Potential counter-argument(s): - some EA organisations count this as work-time anyway, so it might not matter; - in general, some organisations have a self-development time-budget where people are allowed/supposed to take up to X days a year for conferences and workshops (usually 5, I think), so might be worth looking into;
I think this kind of post is so important and should get highlighted on the front page every time shortly before an EAG. Just so people get reminded that this is a thing.
For a more personal addition:I found EAG and now the days afterwards really difficult to navigate. It was my first (I've been to one EAGx before). I knew I was supposed to schedule 1:1s, but didn't, because I didn't really have a goal for EAG. I have a job that I like and want to keep doing for a bit. There was no particular question I had for anyone. I just wanted to be there, see a few talks, see some friends again, that's about it.
At the same time, I felt so much pressure to "make the most of it". There's so much talk about what "the perfect amount of 1:1s" is, that "EAG is an incredible opportunity", almost like it's a "once-in-a-lifetime"-thing. I even got mocked by a few people for not scheduling more 1:1s. And it's just... really anxiety-inducing.
Really liked the idea of having a space where people are explicitly invited to sit with a stranger (and think this should be improved upon in the future), because it's a nice addition if you don't have a talk to attend but also didn't schedule something else in.
So my takeaway is: It's okay that people have wildly different experiences at EAG. It's okay to not know what exactly you want to get out of the conference.
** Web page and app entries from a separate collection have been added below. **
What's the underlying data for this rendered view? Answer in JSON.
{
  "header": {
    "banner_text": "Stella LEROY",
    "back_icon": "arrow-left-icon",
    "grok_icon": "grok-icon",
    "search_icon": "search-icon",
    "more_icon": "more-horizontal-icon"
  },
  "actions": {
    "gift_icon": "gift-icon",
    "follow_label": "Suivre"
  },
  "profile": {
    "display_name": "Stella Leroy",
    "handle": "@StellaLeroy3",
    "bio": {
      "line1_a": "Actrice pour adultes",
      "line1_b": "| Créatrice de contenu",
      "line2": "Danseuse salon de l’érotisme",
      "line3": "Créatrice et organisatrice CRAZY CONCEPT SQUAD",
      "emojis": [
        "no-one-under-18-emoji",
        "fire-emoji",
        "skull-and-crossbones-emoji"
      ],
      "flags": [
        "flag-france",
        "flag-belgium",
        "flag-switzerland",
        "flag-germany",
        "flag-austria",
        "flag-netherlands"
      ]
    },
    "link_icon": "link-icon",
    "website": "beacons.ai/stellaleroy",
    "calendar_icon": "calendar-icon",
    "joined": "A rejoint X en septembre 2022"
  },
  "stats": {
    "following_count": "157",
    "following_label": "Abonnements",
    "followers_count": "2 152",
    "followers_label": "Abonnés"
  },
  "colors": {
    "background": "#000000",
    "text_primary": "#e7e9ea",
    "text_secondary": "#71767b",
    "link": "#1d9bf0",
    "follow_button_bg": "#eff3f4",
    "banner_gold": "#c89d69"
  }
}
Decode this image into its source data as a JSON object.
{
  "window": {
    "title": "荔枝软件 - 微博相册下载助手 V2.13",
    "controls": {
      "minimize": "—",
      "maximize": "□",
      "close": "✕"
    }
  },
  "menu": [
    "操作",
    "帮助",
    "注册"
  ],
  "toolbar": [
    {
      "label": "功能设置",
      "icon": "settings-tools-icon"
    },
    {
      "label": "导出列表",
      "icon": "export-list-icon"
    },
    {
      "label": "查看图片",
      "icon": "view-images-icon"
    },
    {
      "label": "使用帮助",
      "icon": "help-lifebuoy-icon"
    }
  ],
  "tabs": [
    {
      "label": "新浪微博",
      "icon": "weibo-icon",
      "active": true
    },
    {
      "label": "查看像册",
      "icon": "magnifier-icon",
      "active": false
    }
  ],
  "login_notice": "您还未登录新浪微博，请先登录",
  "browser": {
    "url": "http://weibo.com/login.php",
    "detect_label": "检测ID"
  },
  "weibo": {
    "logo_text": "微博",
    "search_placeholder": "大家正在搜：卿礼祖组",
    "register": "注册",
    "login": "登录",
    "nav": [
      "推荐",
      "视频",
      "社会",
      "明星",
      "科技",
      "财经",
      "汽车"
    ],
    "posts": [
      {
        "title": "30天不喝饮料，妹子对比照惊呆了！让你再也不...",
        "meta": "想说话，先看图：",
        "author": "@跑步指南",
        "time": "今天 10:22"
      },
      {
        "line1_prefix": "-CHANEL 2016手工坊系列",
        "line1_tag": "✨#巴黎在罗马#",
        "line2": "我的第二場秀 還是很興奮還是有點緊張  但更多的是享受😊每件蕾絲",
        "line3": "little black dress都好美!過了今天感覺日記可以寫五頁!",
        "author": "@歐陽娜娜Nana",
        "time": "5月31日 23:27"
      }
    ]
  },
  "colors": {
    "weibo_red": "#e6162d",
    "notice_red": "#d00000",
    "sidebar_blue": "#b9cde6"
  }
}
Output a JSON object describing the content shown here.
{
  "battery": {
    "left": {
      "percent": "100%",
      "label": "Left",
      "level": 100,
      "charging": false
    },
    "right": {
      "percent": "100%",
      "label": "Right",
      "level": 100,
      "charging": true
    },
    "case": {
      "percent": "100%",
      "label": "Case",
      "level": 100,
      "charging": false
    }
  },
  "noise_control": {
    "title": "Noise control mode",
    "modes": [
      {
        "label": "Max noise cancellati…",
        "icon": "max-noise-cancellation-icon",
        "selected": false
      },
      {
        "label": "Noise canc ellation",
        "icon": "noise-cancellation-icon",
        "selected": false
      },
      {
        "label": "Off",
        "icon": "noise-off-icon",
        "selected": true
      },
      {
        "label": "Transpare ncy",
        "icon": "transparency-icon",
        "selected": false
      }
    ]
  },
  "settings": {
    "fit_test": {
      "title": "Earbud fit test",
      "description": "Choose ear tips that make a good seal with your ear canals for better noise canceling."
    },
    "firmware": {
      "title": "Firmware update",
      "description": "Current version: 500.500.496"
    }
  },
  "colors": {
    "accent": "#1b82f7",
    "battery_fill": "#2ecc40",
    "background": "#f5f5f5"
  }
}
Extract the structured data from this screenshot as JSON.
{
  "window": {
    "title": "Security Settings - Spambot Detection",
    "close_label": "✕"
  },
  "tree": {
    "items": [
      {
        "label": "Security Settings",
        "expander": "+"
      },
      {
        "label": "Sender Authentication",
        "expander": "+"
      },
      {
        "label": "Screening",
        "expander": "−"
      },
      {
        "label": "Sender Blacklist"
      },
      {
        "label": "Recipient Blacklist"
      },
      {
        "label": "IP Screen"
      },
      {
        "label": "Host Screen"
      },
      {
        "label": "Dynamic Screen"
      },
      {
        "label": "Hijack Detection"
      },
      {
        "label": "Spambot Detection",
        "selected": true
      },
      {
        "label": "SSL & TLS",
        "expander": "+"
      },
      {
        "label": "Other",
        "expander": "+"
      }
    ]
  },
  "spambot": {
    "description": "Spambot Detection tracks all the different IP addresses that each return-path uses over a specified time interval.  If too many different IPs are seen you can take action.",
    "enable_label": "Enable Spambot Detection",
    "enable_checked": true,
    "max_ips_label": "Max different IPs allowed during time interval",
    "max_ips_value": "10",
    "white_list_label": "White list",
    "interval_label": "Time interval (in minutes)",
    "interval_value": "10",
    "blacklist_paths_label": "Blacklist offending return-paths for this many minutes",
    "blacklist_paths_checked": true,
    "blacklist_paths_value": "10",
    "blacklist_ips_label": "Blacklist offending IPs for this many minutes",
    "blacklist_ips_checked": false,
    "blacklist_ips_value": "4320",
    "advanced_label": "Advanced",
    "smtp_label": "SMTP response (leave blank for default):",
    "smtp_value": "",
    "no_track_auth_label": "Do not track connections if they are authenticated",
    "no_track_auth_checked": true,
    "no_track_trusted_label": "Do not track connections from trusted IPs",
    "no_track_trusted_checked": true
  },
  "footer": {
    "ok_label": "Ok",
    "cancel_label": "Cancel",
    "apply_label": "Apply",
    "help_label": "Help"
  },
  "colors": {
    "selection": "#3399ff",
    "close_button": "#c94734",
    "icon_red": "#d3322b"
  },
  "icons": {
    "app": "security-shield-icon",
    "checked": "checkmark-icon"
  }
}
And it's okay to just have a chill time there.
Had the same problem, just found it herehttps://forum.effectivealtruism.org/posts/fPNaxqe2YjXEmvJaf/differences-in-impact-interactive-exercise